“We don’t talk about terms as far as years, length and salaries and that type of thing. We’re comfortable with what we have and the consistency that we’re going to have down the road,” said Rizzo, who recently agreed to a three-year extension of his own. “That’s all we want to say about terms, because it’s private information and we don’t want you guys to know about it.”

When Martinez initially was hired by Rizzo in October 2017 – his first managing job at any level – the Nationals’ news release at the time announced that he was given a three-year contract with an option for a fourth year.

That 2021 option had not yet been picked up.

“The partnership that Davey and I have together, our communication styles are very similar. Our aspirations are similar, and kind of our mindset of how to obtain the goals that we want to obtain are similar. I think it’s a good match,” Rizzo said. “We couldn’t have hit on a more positive and enthusiastic leader in the clubhouse. I think you see it shine through even in the most trying times.”

The Nationals entered Saturday – Martinez’s 56th birthday – with a 23-34 record and in last place in the NL East, which Rizzo called “a disappointing season.” The team’s title defense was slowed by injuries and inconsistency during a 60-game season delayed and shortened by the coronavirus pandemic.

World Series MVP Stephen Strasburg threw just five innings because of a nerve issue in his pitching hand and players such as Starlin Castro, Sean Doolittle, Tanner Rainey, Adam Eaton and Carter Kieboom finished the year on the IL.

“This year, for me, we didn’t get it done. We had a lot of bumps in the road this year. But I really, fully believe, we’ve got the core guys here that we need to win another championship,” Martinez said. “I know Mike, myself, we’re going to spend hours and hours and hours trying to fill the void with guys we think can potentially help us in the future. And we’ll be back on the podium. I’m really confident about that.”

Rizzo was asked Saturday why the team announces contract lengths for players, as is common practice around the major leagues, but wouldn’t do so in this instance for Martinez.

“The reason is we don’t want anybody to know. That’s the reason,” Rizzo said, before asking the reporter: “How much do you make? How many years do you have?”

Moments later, as the back-and-forth continued, Rizzo said: “It’s kind of an individual thing with certain people. I don’t want you to know what I make or how many years I have. Davey doesn’t want you to know. And I think that it’s only fair … when people don’t want certain information out there, that we don’t give it.”

There were some calling for Martinez to lose his job last season when Washington got off to a 19-31 start.
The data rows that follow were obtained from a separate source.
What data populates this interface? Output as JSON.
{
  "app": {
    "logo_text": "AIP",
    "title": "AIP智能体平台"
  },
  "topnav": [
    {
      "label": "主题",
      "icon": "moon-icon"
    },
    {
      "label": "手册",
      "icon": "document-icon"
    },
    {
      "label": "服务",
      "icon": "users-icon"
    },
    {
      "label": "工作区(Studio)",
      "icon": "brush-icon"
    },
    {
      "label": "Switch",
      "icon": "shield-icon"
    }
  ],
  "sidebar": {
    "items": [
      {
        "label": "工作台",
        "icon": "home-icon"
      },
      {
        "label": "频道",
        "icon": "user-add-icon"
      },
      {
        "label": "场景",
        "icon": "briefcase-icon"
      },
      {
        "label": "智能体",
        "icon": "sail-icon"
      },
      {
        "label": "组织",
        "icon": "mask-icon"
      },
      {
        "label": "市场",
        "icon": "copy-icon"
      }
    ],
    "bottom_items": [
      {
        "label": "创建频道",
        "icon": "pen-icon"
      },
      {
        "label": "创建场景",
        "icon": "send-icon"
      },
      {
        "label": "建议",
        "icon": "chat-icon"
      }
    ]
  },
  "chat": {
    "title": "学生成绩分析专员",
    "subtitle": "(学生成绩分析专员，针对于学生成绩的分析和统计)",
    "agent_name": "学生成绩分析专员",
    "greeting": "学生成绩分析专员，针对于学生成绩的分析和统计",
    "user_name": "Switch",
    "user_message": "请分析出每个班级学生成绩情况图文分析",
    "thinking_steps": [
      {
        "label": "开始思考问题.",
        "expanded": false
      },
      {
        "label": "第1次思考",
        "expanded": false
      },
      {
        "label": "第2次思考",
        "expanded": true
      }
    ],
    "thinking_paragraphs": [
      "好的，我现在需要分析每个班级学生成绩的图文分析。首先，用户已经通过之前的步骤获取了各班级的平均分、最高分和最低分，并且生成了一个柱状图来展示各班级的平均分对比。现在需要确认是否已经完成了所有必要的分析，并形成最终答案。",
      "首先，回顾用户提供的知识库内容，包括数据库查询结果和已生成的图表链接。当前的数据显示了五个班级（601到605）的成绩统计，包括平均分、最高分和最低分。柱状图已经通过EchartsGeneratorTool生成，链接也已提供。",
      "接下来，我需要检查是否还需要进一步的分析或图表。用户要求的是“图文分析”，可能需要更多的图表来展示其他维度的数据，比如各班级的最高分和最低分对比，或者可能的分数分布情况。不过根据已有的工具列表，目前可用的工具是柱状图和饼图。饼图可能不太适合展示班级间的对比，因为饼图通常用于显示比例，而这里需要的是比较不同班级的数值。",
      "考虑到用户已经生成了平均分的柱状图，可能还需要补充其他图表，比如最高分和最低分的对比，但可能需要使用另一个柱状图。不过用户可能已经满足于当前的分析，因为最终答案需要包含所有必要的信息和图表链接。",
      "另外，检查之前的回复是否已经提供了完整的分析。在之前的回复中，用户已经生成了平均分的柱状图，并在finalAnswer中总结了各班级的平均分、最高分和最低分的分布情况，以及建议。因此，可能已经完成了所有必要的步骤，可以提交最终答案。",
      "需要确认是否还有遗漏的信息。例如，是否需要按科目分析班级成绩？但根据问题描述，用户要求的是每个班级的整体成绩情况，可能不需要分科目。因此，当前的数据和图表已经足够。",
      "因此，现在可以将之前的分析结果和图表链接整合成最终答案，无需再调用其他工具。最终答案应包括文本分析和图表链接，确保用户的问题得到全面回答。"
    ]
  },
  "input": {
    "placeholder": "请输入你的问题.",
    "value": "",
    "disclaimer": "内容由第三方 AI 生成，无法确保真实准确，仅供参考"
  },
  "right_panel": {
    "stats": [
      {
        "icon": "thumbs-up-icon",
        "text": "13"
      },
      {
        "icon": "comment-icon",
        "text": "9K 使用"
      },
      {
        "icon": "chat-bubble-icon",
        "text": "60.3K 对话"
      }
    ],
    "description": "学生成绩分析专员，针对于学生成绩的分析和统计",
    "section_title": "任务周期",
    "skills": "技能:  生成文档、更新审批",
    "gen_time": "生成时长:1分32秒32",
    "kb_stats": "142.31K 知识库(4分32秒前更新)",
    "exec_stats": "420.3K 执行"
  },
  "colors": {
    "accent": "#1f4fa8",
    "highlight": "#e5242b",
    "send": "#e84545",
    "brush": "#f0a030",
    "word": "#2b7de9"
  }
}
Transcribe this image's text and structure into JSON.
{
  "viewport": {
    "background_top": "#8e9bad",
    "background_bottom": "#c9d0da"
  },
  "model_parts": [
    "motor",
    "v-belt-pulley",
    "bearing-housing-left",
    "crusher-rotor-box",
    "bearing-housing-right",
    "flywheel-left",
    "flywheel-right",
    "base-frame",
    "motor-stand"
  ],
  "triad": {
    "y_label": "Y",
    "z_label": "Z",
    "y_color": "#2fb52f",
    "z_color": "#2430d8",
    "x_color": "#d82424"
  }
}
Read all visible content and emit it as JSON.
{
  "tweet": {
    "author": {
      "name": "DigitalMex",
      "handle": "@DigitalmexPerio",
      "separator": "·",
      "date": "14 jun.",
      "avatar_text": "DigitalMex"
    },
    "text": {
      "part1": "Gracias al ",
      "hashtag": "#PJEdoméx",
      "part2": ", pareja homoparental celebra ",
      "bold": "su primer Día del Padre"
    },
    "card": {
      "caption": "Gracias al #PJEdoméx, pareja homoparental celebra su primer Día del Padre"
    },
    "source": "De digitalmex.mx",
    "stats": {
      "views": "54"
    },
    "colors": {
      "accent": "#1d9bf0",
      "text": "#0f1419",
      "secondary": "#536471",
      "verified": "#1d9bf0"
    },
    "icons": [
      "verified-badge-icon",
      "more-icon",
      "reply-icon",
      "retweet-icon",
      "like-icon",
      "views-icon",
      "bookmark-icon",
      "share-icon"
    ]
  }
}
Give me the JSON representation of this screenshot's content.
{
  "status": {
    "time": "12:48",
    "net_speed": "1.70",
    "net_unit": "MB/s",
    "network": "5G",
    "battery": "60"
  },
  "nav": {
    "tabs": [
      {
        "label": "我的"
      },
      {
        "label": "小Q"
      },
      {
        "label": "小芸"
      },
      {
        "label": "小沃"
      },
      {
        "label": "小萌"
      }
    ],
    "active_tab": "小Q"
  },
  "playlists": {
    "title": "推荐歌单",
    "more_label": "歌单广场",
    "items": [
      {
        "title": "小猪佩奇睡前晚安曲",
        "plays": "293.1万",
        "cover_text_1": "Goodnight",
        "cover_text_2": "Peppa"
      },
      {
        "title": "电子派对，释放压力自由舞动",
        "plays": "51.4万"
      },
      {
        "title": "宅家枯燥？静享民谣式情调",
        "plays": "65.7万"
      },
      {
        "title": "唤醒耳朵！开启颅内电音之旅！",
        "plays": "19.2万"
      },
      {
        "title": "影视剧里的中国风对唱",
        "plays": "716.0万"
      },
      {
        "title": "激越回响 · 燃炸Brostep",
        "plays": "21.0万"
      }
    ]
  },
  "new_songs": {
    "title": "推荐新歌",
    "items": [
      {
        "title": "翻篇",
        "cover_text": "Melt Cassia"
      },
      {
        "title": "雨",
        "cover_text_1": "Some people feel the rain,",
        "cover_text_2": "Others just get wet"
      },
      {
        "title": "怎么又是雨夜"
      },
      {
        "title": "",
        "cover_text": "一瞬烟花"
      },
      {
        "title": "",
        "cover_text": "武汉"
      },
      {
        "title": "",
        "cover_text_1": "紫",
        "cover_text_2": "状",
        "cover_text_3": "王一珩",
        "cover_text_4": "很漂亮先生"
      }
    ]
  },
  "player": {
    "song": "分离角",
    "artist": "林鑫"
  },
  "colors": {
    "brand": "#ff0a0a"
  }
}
But Rizzo stood by his manager, and the team eventually turned things around, going 74-38 the rest of the way to reach the playoffs as an NL wild-card team.

The Nationals then beat the Milwaukee Brewers, Los Angeles Dodgers and St. Louis Cardinals to reach the World Series, where they beat the Houston Astros in Game 7.

Washington joined the 1914 Boston Braves as the only teams in major league history to win a World Series after being 12 games below .500 during a season.

“Everything from Day 1 to where he’s gotten to now, he’s grown so much. He’s really become one of my favorite managers of all,” three-time Cy Young Award winner Max Scherzer said after helping Washington win Saturday’s opener of a doubleheader against the New York Mets. “Davey really understands how to manage a clubhouse, manage a team. We saw it in the postseason. He knows how to push the right buttons when everything is on the line.”